» **Problem description**
Reproduce the data below exactly. Skip the pictures.

Entries from a dataset of interfaces:
- Opening Delimiter -
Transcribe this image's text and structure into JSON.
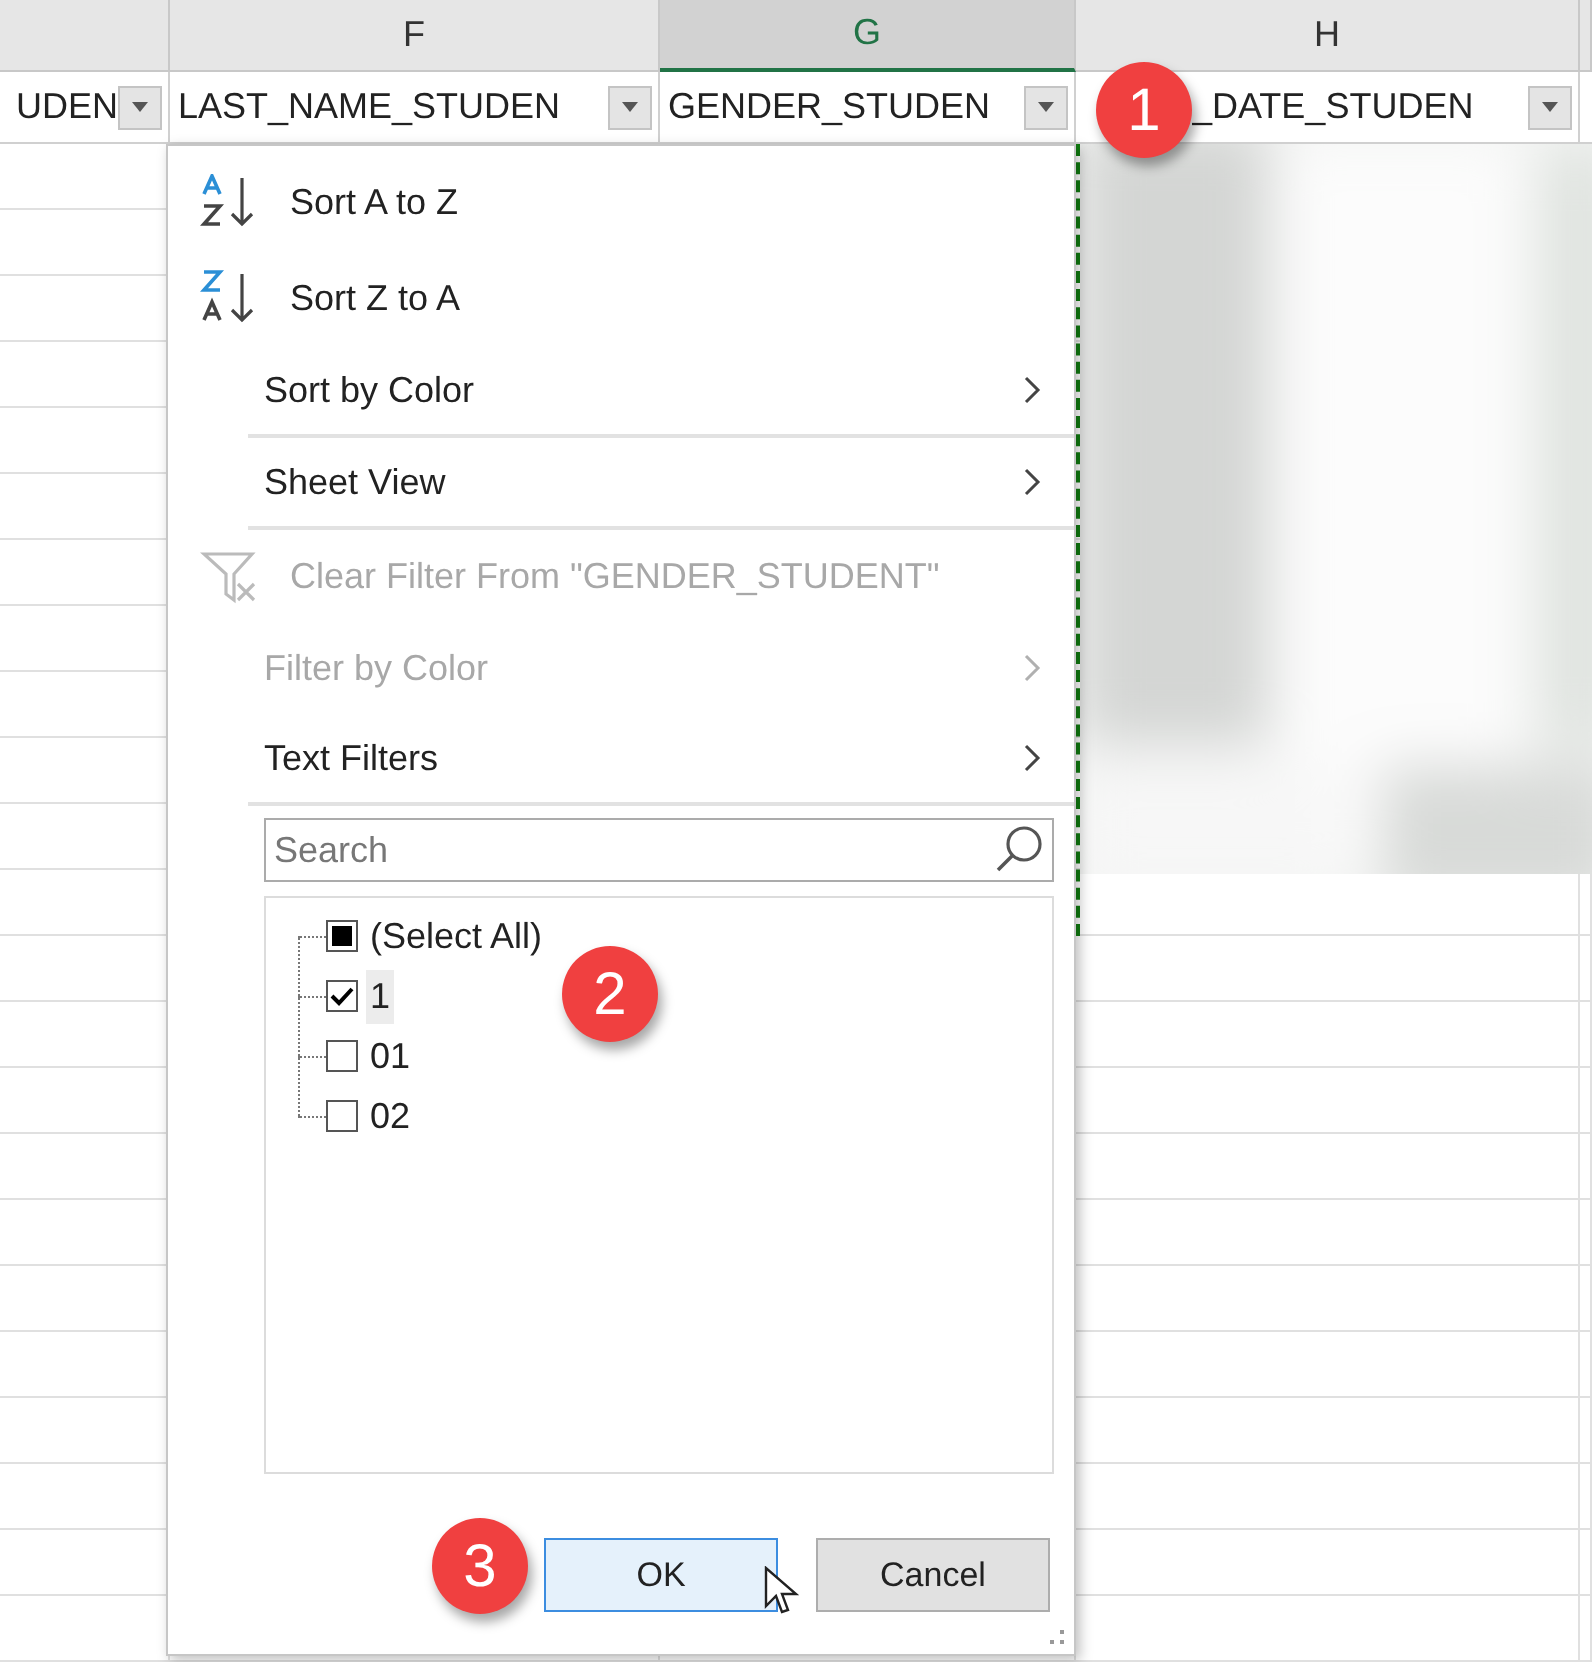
{
  "column_letters": [
    {
      "selected": false
    },
    {
      "letter": "F",
      "selected": false
    },
    {
      "letter": "G",
      "selected": true
    },
    {
      "letter": "H",
      "selected": false
    },
    {
      "selected": false
    }
  ],
  "filter_headers": [
    {
      "label": "UDEN"
    },
    {
      "label": "LAST_NAME_STUDEN"
    },
    {
      "label": "GENDER_STUDEN"
    },
    {
      "label": "_DATE_STUDEN"
    }
  ],
  "filter_menu": {
    "items": [
      {
        "kind": "sort-asc",
        "label": "Sort A to Z",
        "disabled": false,
        "submenu": false,
        "divider_after": false
      },
      {
        "kind": "sort-desc",
        "label": "Sort Z to A",
        "disabled": false,
        "submenu": false,
        "divider_after": false
      },
      {
        "kind": "plain",
        "label": "Sort by Color",
        "disabled": false,
        "submenu": true,
        "divider_after": true
      },
      {
        "kind": "plain",
        "label": "Sheet View",
        "disabled": false,
        "submenu": true,
        "divider_after": true
      },
      {
        "kind": "clear-filter",
        "label": "Clear Filter From \"GENDER_STUDENT\"",
        "disabled": true,
        "submenu": false,
        "divider_after": false
      },
      {
        "kind": "plain",
        "label": "Filter by Color",
        "disabled": true,
        "submenu": true,
        "divider_after": false
      },
      {
        "kind": "plain",
        "label": "Text Filters",
        "disabled": false,
        "submenu": true,
        "divider_after": true
      }
    ],
    "search": {
      "placeholder": "Search"
    },
    "values": [
      {
        "label": "(Select All)",
        "checked": false,
        "mixed": true,
        "selected": false
      },
      {
        "label": "1",
        "checked": true,
        "mixed": false,
        "selected": true
      },
      {
        "label": "01",
        "checked": false,
        "mixed": false,
        "selected": false
      },
      {
        "label": "02",
        "checked": false,
        "mixed": false,
        "selected": false
      }
    ],
    "buttons": [
      {
        "label": "OK",
        "selected": true
      },
      {
        "label": "Cancel",
        "selected": false
      }
    ]
  },
  "step_badges": [
    "1",
    "2",
    "3"
  ]
}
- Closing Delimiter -
» **Answer to this exercise**
Transcribe this image's text and structure into JSON.
{
  "column_letters": [
    {
      "selected": false
    },
    {
      "letter": "F",
      "selected": false
    },
    {
      "letter": "G",
      "selected": true
    },
    {
      "letter": "H",
      "selected": false
    },
    {
      "selected": false
    }
  ],
  "filter_headers": [
    {
      "label": "UDEN"
    },
    {
      "label": "LAST_NAME_STUDEN"
    },
    {
      "label": "GENDER_STUDEN"
    },
    {
      "label": "_DATE_STUDEN"
    }
  ],
  "filter_menu": {
    "items": [
      {
        "kind": "sort-asc",
        "label": "Sort A to Z",
        "disabled": false,
        "submenu": false,
        "divider_after": false
      },
      {
        "kind": "sort-desc",
        "label": "Sort Z to A",
        "disabled": false,
        "submenu": false,
        "divider_after": false
      },
      {
        "kind": "plain",
        "label": "Sort by Color",
        "disabled": false,
        "submenu": true,
        "divider_after": true
      },
      {
        "kind": "plain",
        "label": "Sheet View",
        "disabled": false,
        "submenu": true,
        "divider_after": true
      },
      {
        "kind": "clear-filter",
        "label": "Clear Filter From \"GENDER_STUDENT\"",
        "disabled": true,
        "submenu": false,
        "divider_after": false
      },
      {
        "kind": "plain",
        "label": "Filter by Color",
        "disabled": true,
        "submenu": true,
        "divider_after": false
      },
      {
        "kind": "plain",
        "label": "Text Filters",
        "disabled": false,
        "submenu": true,
        "divider_after": true
      }
    ],
    "search": {
      "placeholder": "Search"
    },
    "values": [
      {
        "label": "(Select All)",
        "checked": false,
        "mixed": true,
        "selected": false
      },
      {
        "label": "1",
        "checked": true,
        "mixed": false,
        "selected": true
      },
      {
        "label": "01",
        "checked": false,
        "mixed": false,
        "selected": false
      },
      {
        "label": "02",
        "checked": false,
        "mixed": false,
        "selected": false
      }
    ],
    "buttons": [
      {
        "label": "OK",
        "selected": true
      },
      {
        "label": "Cancel",
        "selected": false
      }
    ]
  },
  "step_badges": [
    "1",
    "2",
    "3"
  ]
}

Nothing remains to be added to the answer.